California’s new congressional map boosts Democrats

California has a new congressional map, and the lines bolster Democrats’ uphill quest to maintain their minuscule House majority.

Final maps approved late Monday by the state’s independent redistricting commission create more challenging districts for Republican incumbents without substantially undermining the prospects of vulnerable Democrats. While Democrats are poised to absorb California’s overall loss of a House seat due to declining population, the emerging map could point to Democrats holding ground or picking up seats.

“This is the high end of what was a probable outcome for Democrats,” said Paul Mitchell, a political data analyst and owner of the firm Redistricting Partners. “This was definitely a good outcome for Democrats. Republicans have 11 current members — in these maps they should only be sending nine back to Congress in 2022.”

Unlike in other states where legislatures draw new lines, California has a redistricting commission composed of five Democrats, five Republicans and four independents. But a redistricting-focused arm of the Republican Party decried the new boundaries as stacked in Democrats’ favor and suggested the commission was taking sides.

“California’s ‘independent’ redistricting commission is producing wildly contorted congressional lines that rival the extreme gerrymanders in Illinois and Maryland,” National Republican Redistricting Trust Executive Director Adam Kincaid said in a statement. “These new draft maps ignore California’s communities in a desperate attempt to try to save Nancy Pelosi’s majority.”

Despite California’s overwhelmingly Democratic electorate, the state will be a hub of midterm activity because it includes several seats that have flipped back and forth in recent cycles. In 2020, Republicans reclaimed four of the seven House seats that Democrats shifted to their column in 2018.

Multiple Republican incumbents could have tougher paths to defending those seats as their districts shift to the left, including Reps. Mike Garcia, David Valadao and Michelle Steel. The changes could be particularly challenging for Garcia, who won by just over 300 votes in one of 2020’s closest contests, and Valadao, a moderate Republican who has long defied the registration odds in his majority-Democratic Central Valley seat.

Democratic Rep. Katie Porter’s Orange County seat gets slightly friendlier in a boost to the rising progressive star and prolific fundraiser. Second-term Democratic Rep. Mike Levin was boosted by last-minute changes to his San Diego area district that prevented it from shifting markedly to the right.

Republican Rep. Devin Nunes’ seat is set to become much more Democratic — an outcome predicted in draft maps that dropped shortly before Nunes announced he would resign to run former President Donald Trump’s media operation. While Democratic Rep. Josh Harder’s current post would become more challenging, political observers anticipate Harder shifting to a newly created and friendlier seat.

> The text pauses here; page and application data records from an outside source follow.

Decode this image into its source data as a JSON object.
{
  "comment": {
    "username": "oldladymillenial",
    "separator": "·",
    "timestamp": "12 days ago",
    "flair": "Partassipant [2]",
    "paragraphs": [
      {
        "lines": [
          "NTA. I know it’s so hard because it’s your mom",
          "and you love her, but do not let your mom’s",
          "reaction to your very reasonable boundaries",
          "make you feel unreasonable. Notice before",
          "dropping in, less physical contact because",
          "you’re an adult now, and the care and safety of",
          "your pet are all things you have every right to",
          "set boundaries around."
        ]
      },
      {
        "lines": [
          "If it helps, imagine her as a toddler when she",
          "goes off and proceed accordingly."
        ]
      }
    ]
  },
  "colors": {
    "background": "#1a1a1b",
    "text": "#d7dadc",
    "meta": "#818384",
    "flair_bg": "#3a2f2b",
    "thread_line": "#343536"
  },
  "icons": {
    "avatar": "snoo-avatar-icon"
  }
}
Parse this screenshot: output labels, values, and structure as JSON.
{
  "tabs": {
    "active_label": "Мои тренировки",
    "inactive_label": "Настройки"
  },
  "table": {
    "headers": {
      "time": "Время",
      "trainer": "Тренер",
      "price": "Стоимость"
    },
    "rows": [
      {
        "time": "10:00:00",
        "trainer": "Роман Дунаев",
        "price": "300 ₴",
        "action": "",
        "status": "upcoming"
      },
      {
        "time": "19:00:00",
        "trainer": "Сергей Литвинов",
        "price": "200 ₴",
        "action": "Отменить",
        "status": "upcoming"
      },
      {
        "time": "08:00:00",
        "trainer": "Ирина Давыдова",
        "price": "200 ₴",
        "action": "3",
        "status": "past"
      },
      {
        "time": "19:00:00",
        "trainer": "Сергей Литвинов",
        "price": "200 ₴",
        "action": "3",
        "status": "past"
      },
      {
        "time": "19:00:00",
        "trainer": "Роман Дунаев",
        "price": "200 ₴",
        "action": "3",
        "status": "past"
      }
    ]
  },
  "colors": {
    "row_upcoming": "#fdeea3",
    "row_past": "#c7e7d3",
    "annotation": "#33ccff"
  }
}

Two long-serving House Republicans, Reps. Ken Calvert and Tom McClintock, could see their seats become more challenging, although not necessarily enough to push them into battleground territory.

Possible Democratic gains could be offset by the state losing a House seat due to stagnant population growth. Reps. Lucille Roybal-Allard and Alan Lowenthal were drawn into a single shared seat in southern Los Angeles County, and both have announced they will retire rather than seek reelection. It is likely a Democrat will fill the new seat, which is based in Long Beach.

“The big challenge for Democrats this cycle was going to be that the loss of a seat was almost assuredly going to come from a Democratic area,” Mitchell said.

Maps governing the state legislature, which were also approved Monday, are likely to preserve Democrats’ overwhelming majority, which for years has exceeded the two-thirds supermajority threshold. But they will also spur incumbent-on-incumbent clashes because numerous members are drawn into the same areas and state legislators, unlike House members, must live in their districts.

The only remaining step in enacting the new map is for the commission to send it to the secretary of state’s office, which must happen by Dec. 27. The filing deadline for candidates to run in the state’s June 7 top-two, all-party primary is March 11.

Related posts